Sylvia Hollis has waved the white flag in her clash with Langley’s bunnies.
The furry critters transformed the Langley resident’s once thriving garden to a barren lawn over the past two years. They mated and bred underneath her deck, left droppings in her yard and dug a minefield of holes in her gardens. Despite bunny-proofing her deck with the help of Mel Watson and other “rabbit protectors” with fencing, and stripping one of her gardens of edible plants, the bunnies still hang around Hollis’s property. While Hollis is seeing fewer rabbits than she did in 2015 when bunnies overpopulating Langley garnered national attention, their presence serves as a reminder of a lost cause.
“They have won as far as I’m concerned,” Hollis said. “My yard used to be lovely and it was my main hobby. There are fewer bunnies, but they are still doing what they do.”
In addition to tormenting Hollis, the bunnies pulled a new trick out of their ears this past week. Rabbits raided the edible garden in front of city hall and ate a patch of new plants donated to the Langley Main Street Association by Log House Plants, a plant nursery near Eugene, Ore. Around $100 worth of vegetables, ranging from peas to lettuce and spinach, were devoured, said Janet Ploof, president of the Langley Main Street Association.
Ploof also reported that the rabbits have eaten from city gardens on Second Street and Anthes Avenue. Fortunately for the association, Log House Plants sent around $500 worth of vegetables since then, Ploof said.
Lorinda Kay, program manager for the Langley Main Street Association, said the association has taken measures to prevent a future raid from occurring by planting the vegetables in a trough. A mesh wire has also been installed to prevent them from eating other freshly planted greens.
Coincidentally, the sneak attack by the bunnies comes on the eve of Bunny Daze, a week-long event from April 9-15 featuring bunny merchandise in shops, a “rabbit hunt” for stuffed animal rabbits and hop-scotch courts around town to help bolster commerce in the city’s downtown core. The event began in 2016 during a time when residents were divided on how the rabbits should be treated or managed. A few months before, in late 2015, representatives from the city, South Whidbey School District and the county fairgrounds considered everything from using falconry to kill off the rabbit population to flushing them out of their dens with ferrets.
Public Works Director Stan Berryman said that other than the recent raid, the bunnies haven’t caused the city many problems.

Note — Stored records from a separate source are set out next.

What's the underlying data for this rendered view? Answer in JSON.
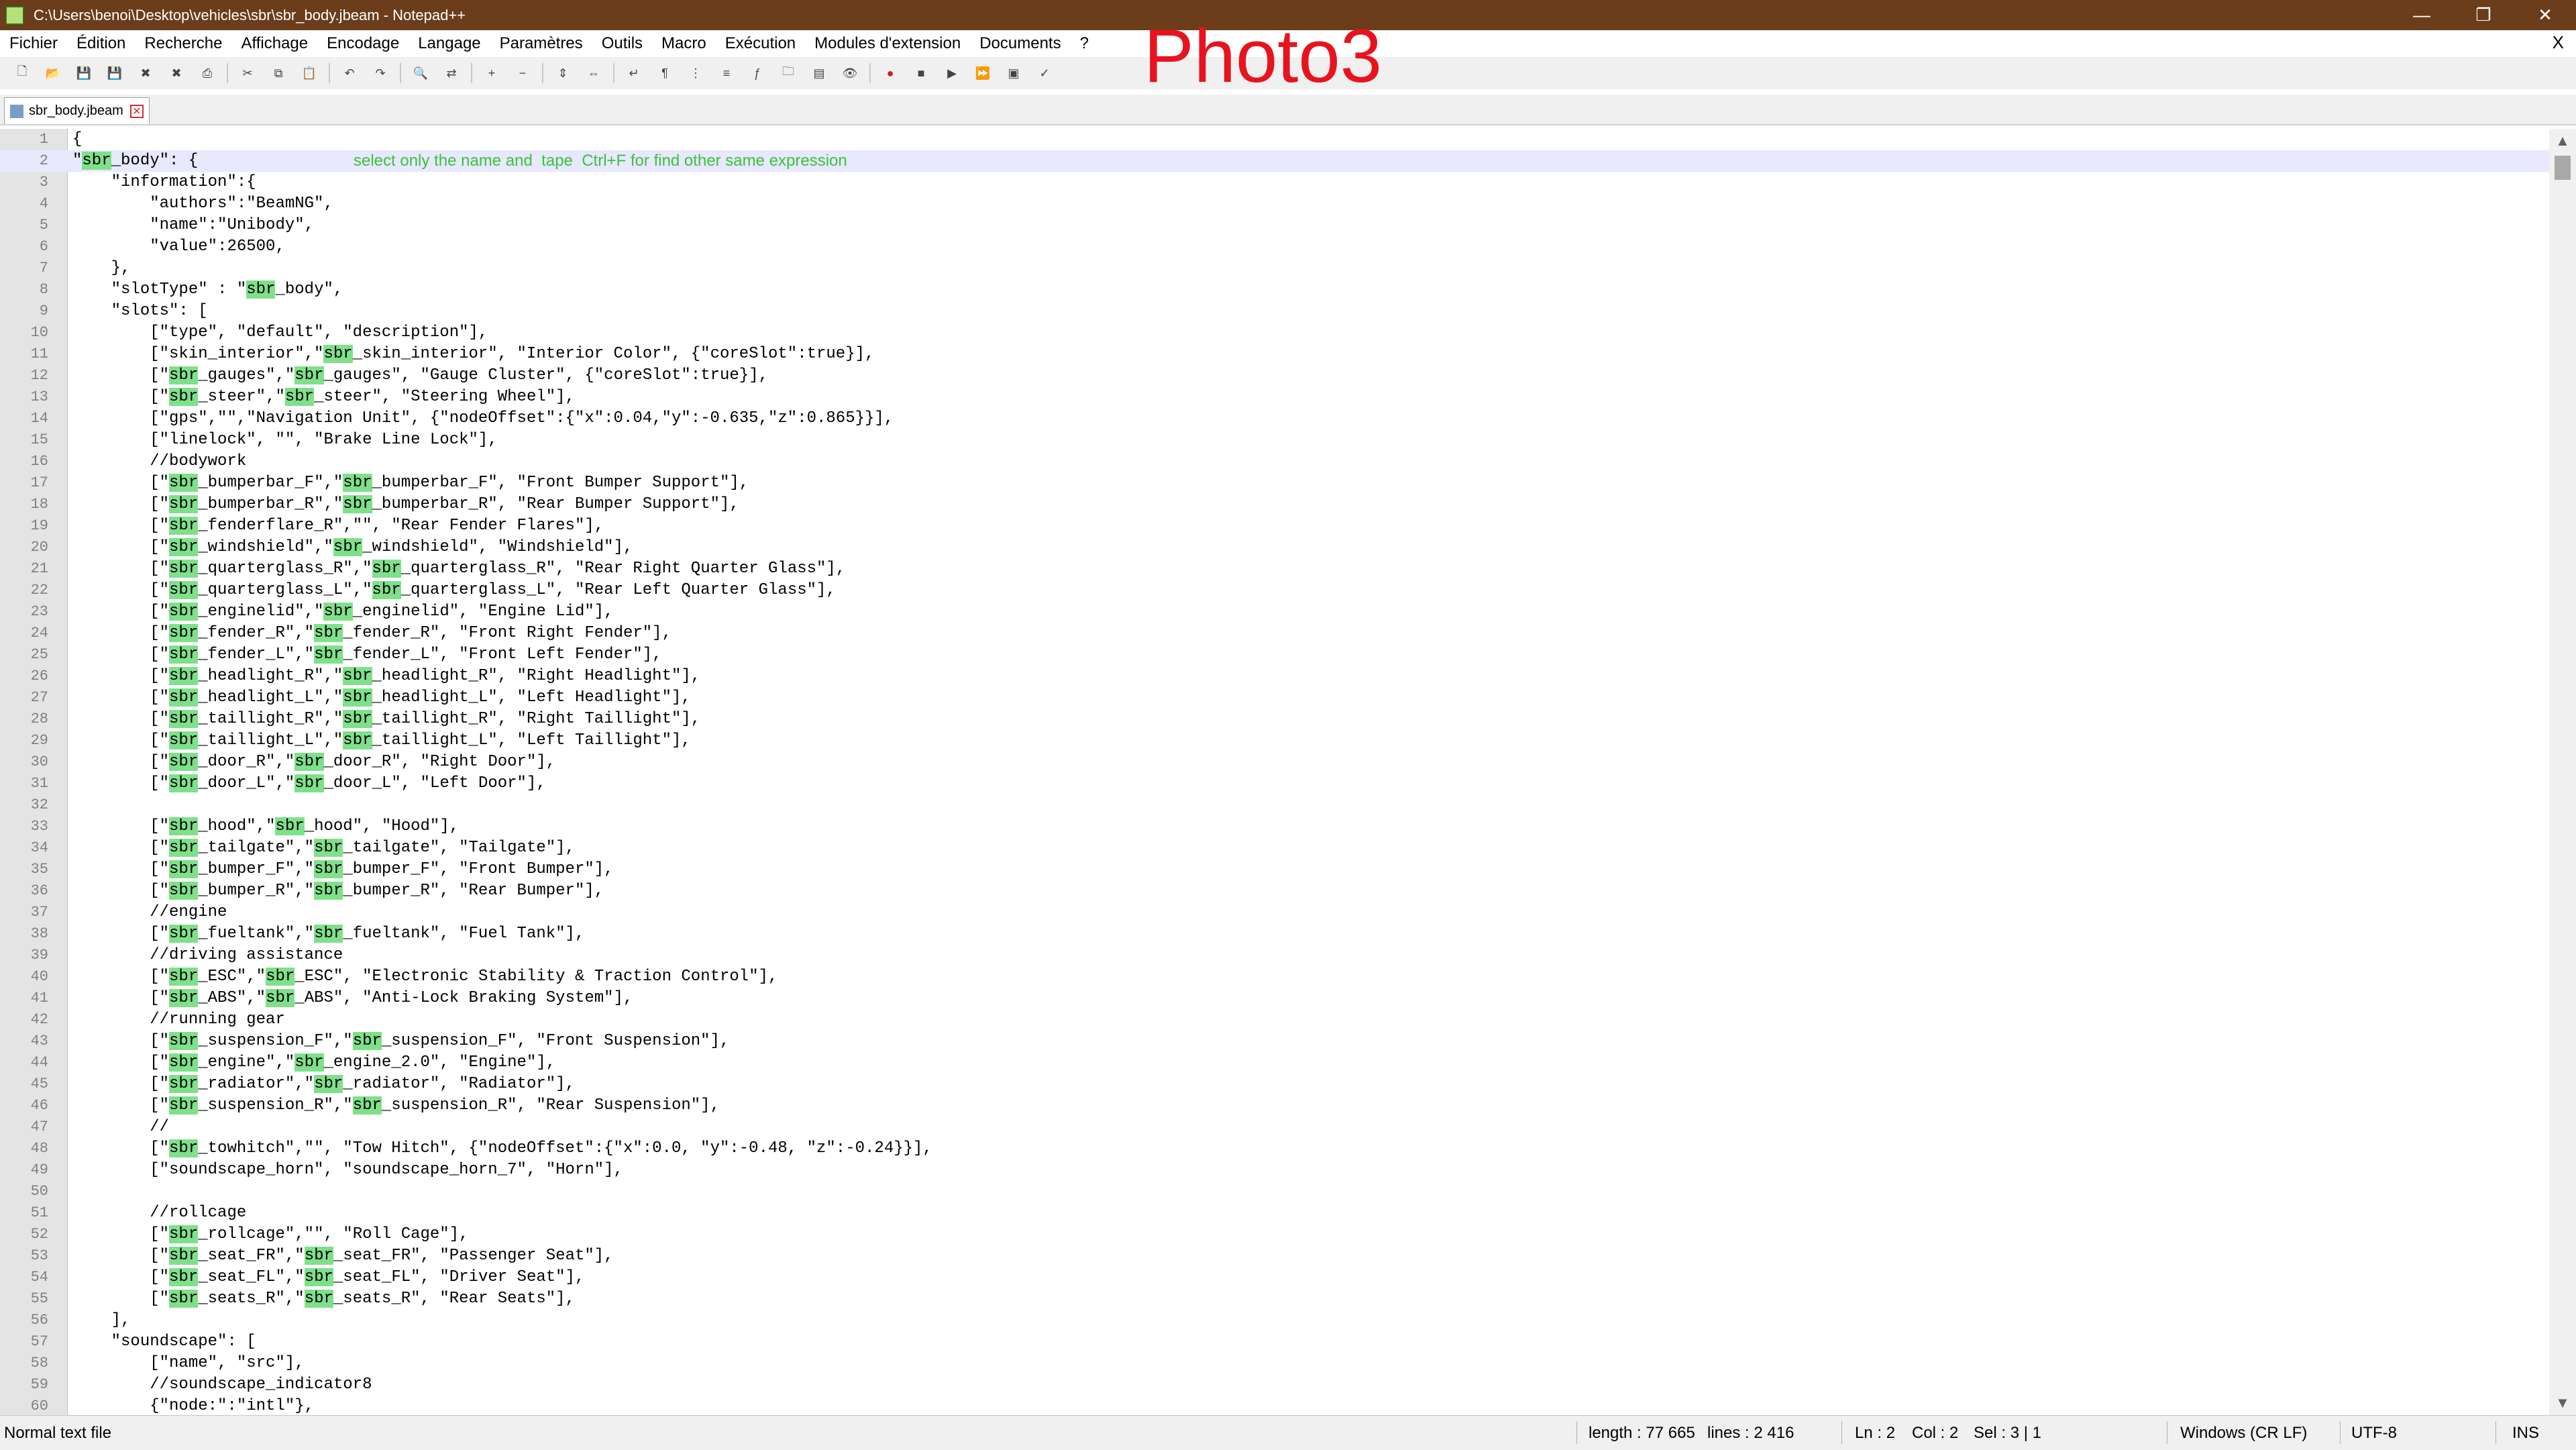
{
  "window": {
    "title": "C:\\Users\\benoi\\Desktop\\vehicles\\sbr\\sbr_body.jbeam - Notepad++",
    "minimize": "—",
    "restore": "❐",
    "close": "✕"
  },
  "overlay_label": "Photo3",
  "menu": [
    "Fichier",
    "Édition",
    "Recherche",
    "Affichage",
    "Encodage",
    "Langage",
    "Paramètres",
    "Outils",
    "Macro",
    "Exécution",
    "Modules d'extension",
    "Documents",
    "?"
  ],
  "menu_close": "X",
  "toolbar_icons": [
    "new-icon",
    "open-icon",
    "save-icon",
    "save-all-icon",
    "close-icon",
    "close-all-icon",
    "print-icon",
    "cut-icon",
    "copy-icon",
    "paste-icon",
    "undo-icon",
    "redo-icon",
    "find-icon",
    "replace-icon",
    "zoom-in-icon",
    "zoom-out-icon",
    "sync-vertical-icon",
    "sync-horizontal-icon",
    "word-wrap-icon",
    "show-all-chars-icon",
    "indent-guide-icon",
    "language-icon",
    "function-list-icon",
    "folder-workspace-icon",
    "doc-map-icon",
    "monitor-icon",
    "record-macro-icon",
    "stop-macro-icon",
    "play-macro-icon",
    "run-macro-multiple-icon",
    "save-macro-icon",
    "spellcheck-icon"
  ],
  "tab": {
    "label": "sbr_body.jbeam"
  },
  "editor": {
    "current_line": 2,
    "highlight_word": "sbr",
    "note": "select only the name and  tape  Ctrl+F for find other same expression",
    "lines": [
      "{",
      "\"sbr_body\": {",
      "    \"information\":{",
      "        \"authors\":\"BeamNG\",",
      "        \"name\":\"Unibody\",",
      "        \"value\":26500,",
      "    },",
      "    \"slotType\" : \"sbr_body\",",
      "    \"slots\": [",
      "        [\"type\", \"default\", \"description\"],",
      "        [\"skin_interior\",\"sbr_skin_interior\", \"Interior Color\", {\"coreSlot\":true}],",
      "        [\"sbr_gauges\",\"sbr_gauges\", \"Gauge Cluster\", {\"coreSlot\":true}],",
      "        [\"sbr_steer\",\"sbr_steer\", \"Steering Wheel\"],",
      "        [\"gps\",\"\",\"Navigation Unit\", {\"nodeOffset\":{\"x\":0.04,\"y\":-0.635,\"z\":0.865}}],",
      "        [\"linelock\", \"\", \"Brake Line Lock\"],",
      "        //bodywork",
      "        [\"sbr_bumperbar_F\",\"sbr_bumperbar_F\", \"Front Bumper Support\"],",
      "        [\"sbr_bumperbar_R\",\"sbr_bumperbar_R\", \"Rear Bumper Support\"],",
      "        [\"sbr_fenderflare_R\",\"\", \"Rear Fender Flares\"],",
      "        [\"sbr_windshield\",\"sbr_windshield\", \"Windshield\"],",
      "        [\"sbr_quarterglass_R\",\"sbr_quarterglass_R\", \"Rear Right Quarter Glass\"],",
      "        [\"sbr_quarterglass_L\",\"sbr_quarterglass_L\", \"Rear Left Quarter Glass\"],",
      "        [\"sbr_enginelid\",\"sbr_enginelid\", \"Engine Lid\"],",
      "        [\"sbr_fender_R\",\"sbr_fender_R\", \"Front Right Fender\"],",
      "        [\"sbr_fender_L\",\"sbr_fender_L\", \"Front Left Fender\"],",
      "        [\"sbr_headlight_R\",\"sbr_headlight_R\", \"Right Headlight\"],",
      "        [\"sbr_headlight_L\",\"sbr_headlight_L\", \"Left Headlight\"],",
      "        [\"sbr_taillight_R\",\"sbr_taillight_R\", \"Right Taillight\"],",
      "        [\"sbr_taillight_L\",\"sbr_taillight_L\", \"Left Taillight\"],",
      "        [\"sbr_door_R\",\"sbr_door_R\", \"Right Door\"],",
      "        [\"sbr_door_L\",\"sbr_door_L\", \"Left Door\"],",
      "",
      "        [\"sbr_hood\",\"sbr_hood\", \"Hood\"],",
      "        [\"sbr_tailgate\",\"sbr_tailgate\", \"Tailgate\"],",
      "        [\"sbr_bumper_F\",\"sbr_bumper_F\", \"Front Bumper\"],",
      "        [\"sbr_bumper_R\",\"sbr_bumper_R\", \"Rear Bumper\"],",
      "        //engine",
      "        [\"sbr_fueltank\",\"sbr_fueltank\", \"Fuel Tank\"],",
      "        //driving assistance",
      "        [\"sbr_ESC\",\"sbr_ESC\", \"Electronic Stability & Traction Control\"],",
      "        [\"sbr_ABS\",\"sbr_ABS\", \"Anti-Lock Braking System\"],",
      "        //running gear",
      "        [\"sbr_suspension_F\",\"sbr_suspension_F\", \"Front Suspension\"],",
      "        [\"sbr_engine\",\"sbr_engine_2.0\", \"Engine\"],",
      "        [\"sbr_radiator\",\"sbr_radiator\", \"Radiator\"],",
      "        [\"sbr_suspension_R\",\"sbr_suspension_R\", \"Rear Suspension\"],",
      "        //",
      "        [\"sbr_towhitch\",\"\", \"Tow Hitch\", {\"nodeOffset\":{\"x\":0.0, \"y\":-0.48, \"z\":-0.24}}],",
      "        [\"soundscape_horn\", \"soundscape_horn_7\", \"Horn\"],",
      "",
      "        //rollcage",
      "        [\"sbr_rollcage\",\"\", \"Roll Cage\"],",
      "        [\"sbr_seat_FR\",\"sbr_seat_FR\", \"Passenger Seat\"],",
      "        [\"sbr_seat_FL\",\"sbr_seat_FL\", \"Driver Seat\"],",
      "        [\"sbr_seats_R\",\"sbr_seats_R\", \"Rear Seats\"],",
      "    ],",
      "    \"soundscape\": [",
      "        [\"name\", \"src\"],",
      "        //soundscape_indicator8",
      "        {\"node:\":\"intl\"},"
    ]
  },
  "status": {
    "file_type": "Normal text file",
    "length": "length : 77 665",
    "lines": "lines : 2 416",
    "ln": "Ln : 2",
    "col": "Col : 2",
    "sel": "Sel : 3 | 1",
    "eol": "Windows (CR LF)",
    "encoding": "UTF-8",
    "mode": "INS"
  }
}
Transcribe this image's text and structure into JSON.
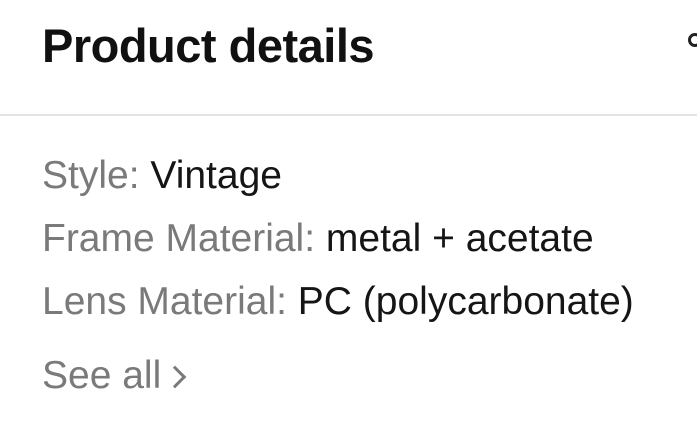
{
  "header": {
    "title": "Product details"
  },
  "details": [
    {
      "label": "Style:",
      "value": " Vintage"
    },
    {
      "label": "Frame Material:",
      "value": " metal + acetate"
    },
    {
      "label": "Lens Material:",
      "value": " PC (polycarbonate)"
    }
  ],
  "see_all": {
    "label": "See all"
  },
  "icons": {
    "header_edge": "search-icon",
    "see_all": "chevron-right-icon"
  }
}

He has, however, noticed an uptick in the number of bunnies around town.
“To us, it’s not too big of a deal,” Berryman said. “But for other people, it can be.”
The battle against the bunnies has died down for Langley residents Fran Johnson and Nancy Rowan. Both reported that they have seen fewer bunnies in their neighborhoods
Johnson, who referred to the rabbits as “a pain in the butt” when they dug holes all over her property, said the rabbit population has noticeably declined over the past two months.
“Either someone is trapping them or I don’t know what,” Johnson said. “They’re not like they were.”
Rowan dealt with similar issues as Johnson and Hollis and said she tried remedies such as liquid fencing, a spray that is meant to keep away rabbits and deer. On an average day in 2015, Rowan said she would see around eight to 10 rabbits in her yard. That is not so anymore.
“This is the time of the year where they should be all over,” Rowan said. “It’s funny because when they were here, they were such a pest and a nuisance.”